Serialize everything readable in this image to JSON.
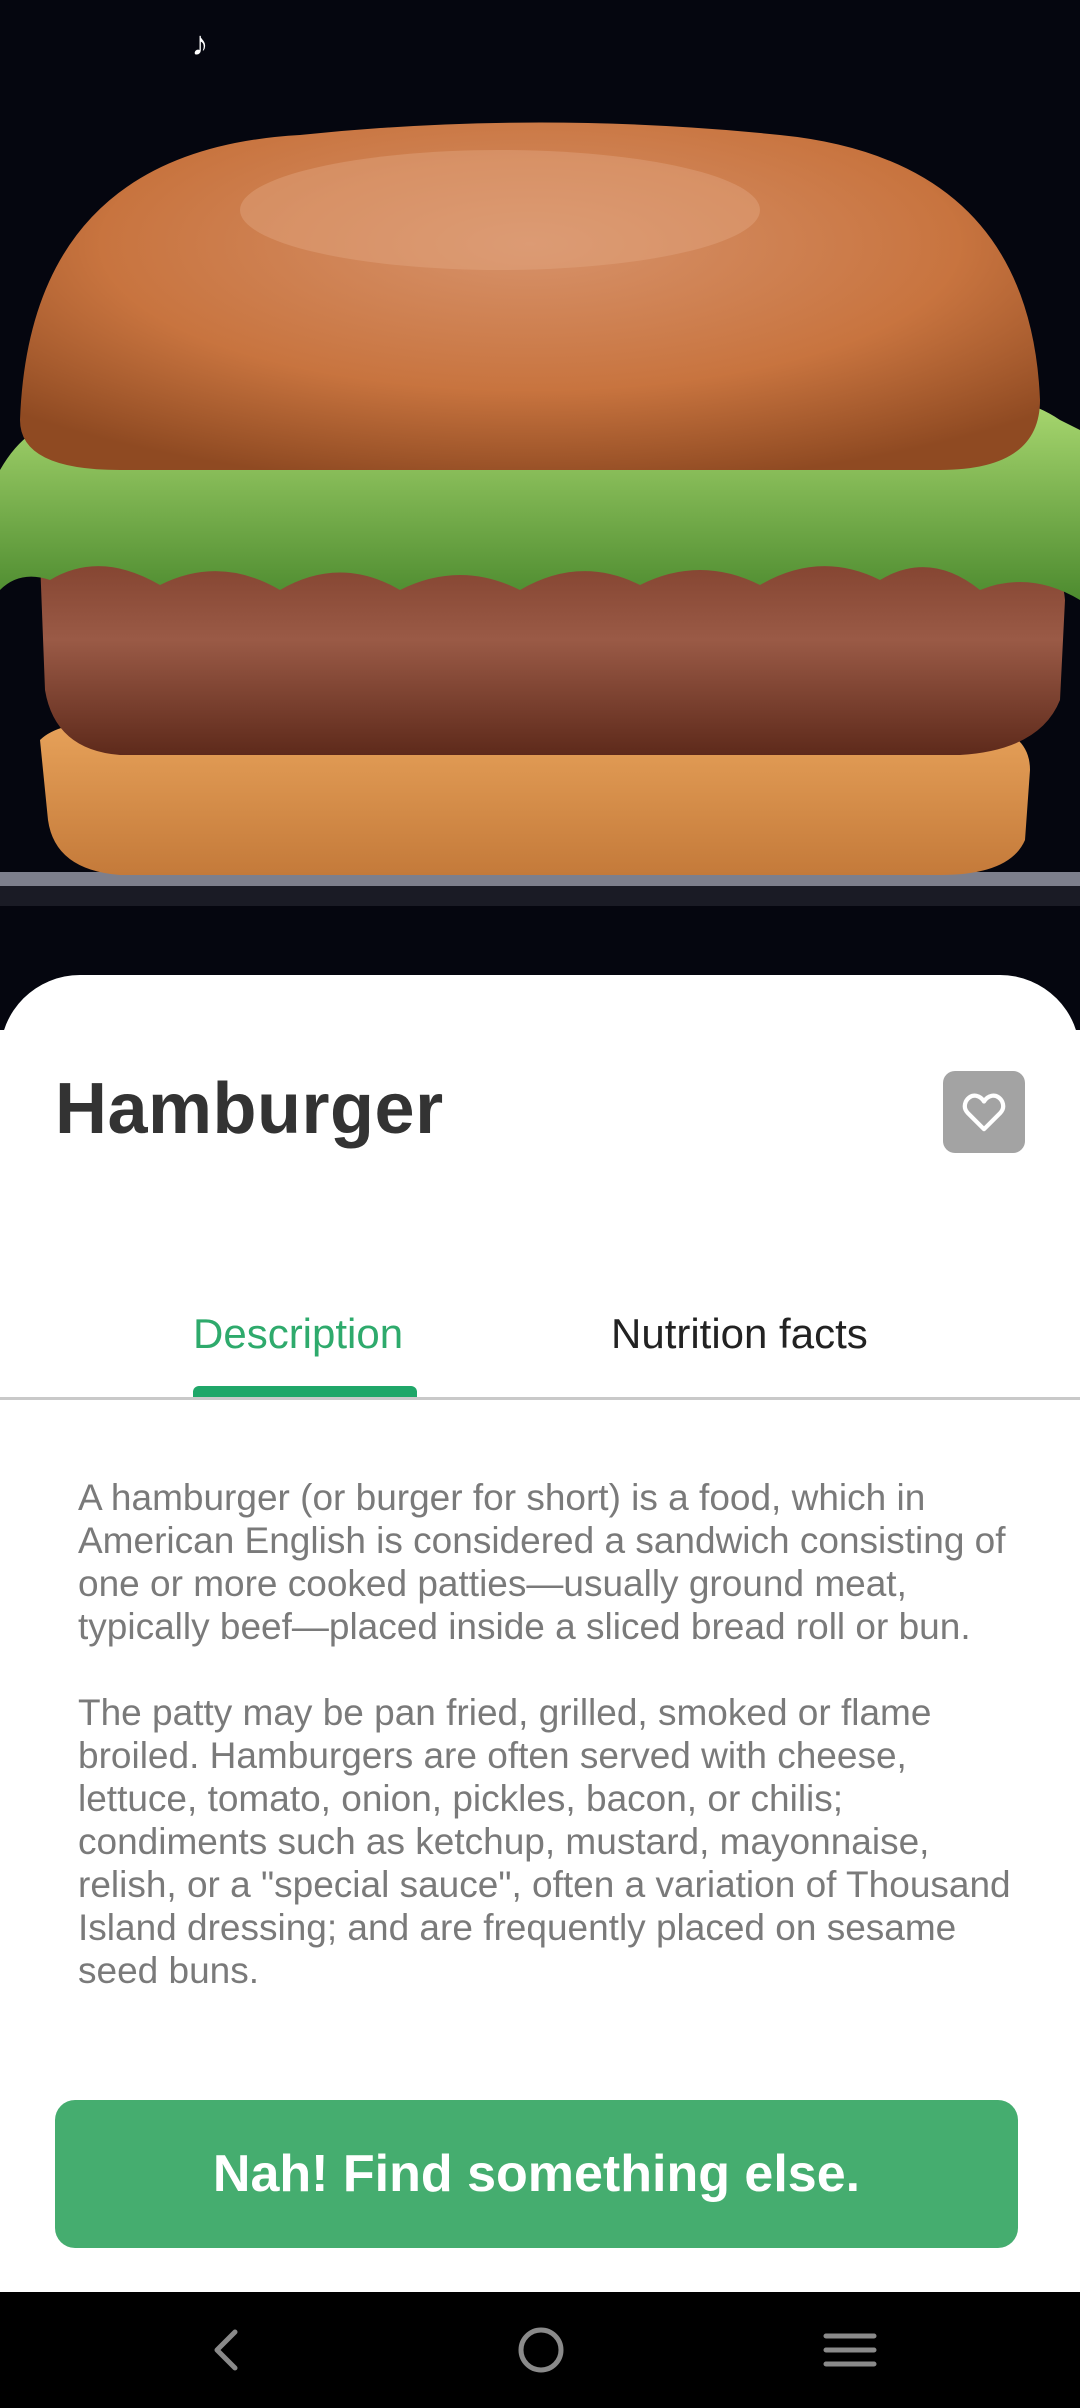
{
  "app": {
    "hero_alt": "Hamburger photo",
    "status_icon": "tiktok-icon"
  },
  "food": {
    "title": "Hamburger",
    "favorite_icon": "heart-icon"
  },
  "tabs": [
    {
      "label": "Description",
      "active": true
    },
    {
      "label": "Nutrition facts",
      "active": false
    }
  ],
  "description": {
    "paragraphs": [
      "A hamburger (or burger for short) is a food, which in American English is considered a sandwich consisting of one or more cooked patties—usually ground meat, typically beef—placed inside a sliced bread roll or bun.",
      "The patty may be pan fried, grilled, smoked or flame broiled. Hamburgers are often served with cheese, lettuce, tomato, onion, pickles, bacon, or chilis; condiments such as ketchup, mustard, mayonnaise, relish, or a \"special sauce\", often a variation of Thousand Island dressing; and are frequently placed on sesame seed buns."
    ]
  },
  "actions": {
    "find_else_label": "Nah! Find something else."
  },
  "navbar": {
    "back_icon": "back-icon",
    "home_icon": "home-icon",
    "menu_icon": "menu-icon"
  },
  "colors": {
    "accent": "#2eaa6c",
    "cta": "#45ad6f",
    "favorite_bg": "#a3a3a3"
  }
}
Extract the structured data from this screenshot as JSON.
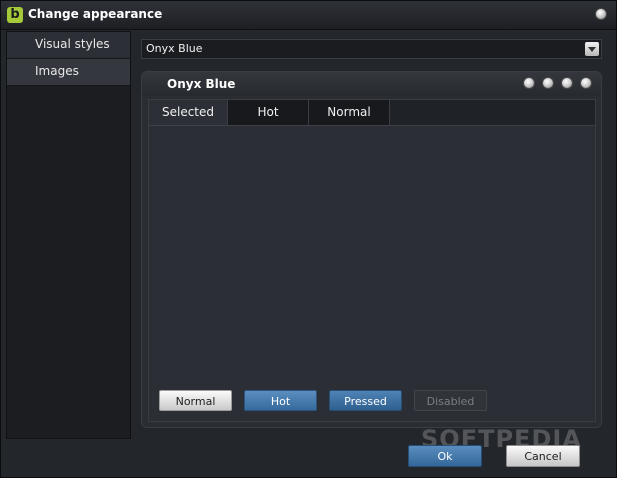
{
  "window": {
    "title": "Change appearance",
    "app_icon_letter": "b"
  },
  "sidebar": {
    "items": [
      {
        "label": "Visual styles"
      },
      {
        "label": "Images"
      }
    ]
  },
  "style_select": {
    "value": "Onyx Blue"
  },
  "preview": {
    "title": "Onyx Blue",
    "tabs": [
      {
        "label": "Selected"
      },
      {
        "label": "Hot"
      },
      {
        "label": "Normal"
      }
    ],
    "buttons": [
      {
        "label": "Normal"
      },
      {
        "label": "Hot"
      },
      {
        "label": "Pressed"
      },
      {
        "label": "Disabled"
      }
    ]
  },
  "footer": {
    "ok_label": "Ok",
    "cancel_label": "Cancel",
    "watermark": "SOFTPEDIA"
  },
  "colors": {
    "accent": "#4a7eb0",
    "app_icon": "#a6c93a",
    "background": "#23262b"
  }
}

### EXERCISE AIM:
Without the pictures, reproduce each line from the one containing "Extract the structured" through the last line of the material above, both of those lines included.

### COMPLETED EXERCISE:
Extract the structured data from this screenshot as JSON.
{
  "window": {
    "title": "Change appearance",
    "app_icon_letter": "b"
  },
  "sidebar": {
    "items": [
      {
        "label": "Visual styles"
      },
      {
        "label": "Images"
      }
    ]
  },
  "style_select": {
    "value": "Onyx Blue"
  },
  "preview": {
    "title": "Onyx Blue",
    "tabs": [
      {
        "label": "Selected"
      },
      {
        "label": "Hot"
      },
      {
        "label": "Normal"
      }
    ],
    "buttons": [
      {
        "label": "Normal"
      },
      {
        "label": "Hot"
      },
      {
        "label": "Pressed"
      },
      {
        "label": "Disabled"
      }
    ]
  },
  "footer": {
    "ok_label": "Ok",
    "cancel_label": "Cancel",
    "watermark": "SOFTPEDIA"
  },
  "colors": {
    "accent": "#4a7eb0",
    "app_icon": "#a6c93a",
    "background": "#23262b"
  }
}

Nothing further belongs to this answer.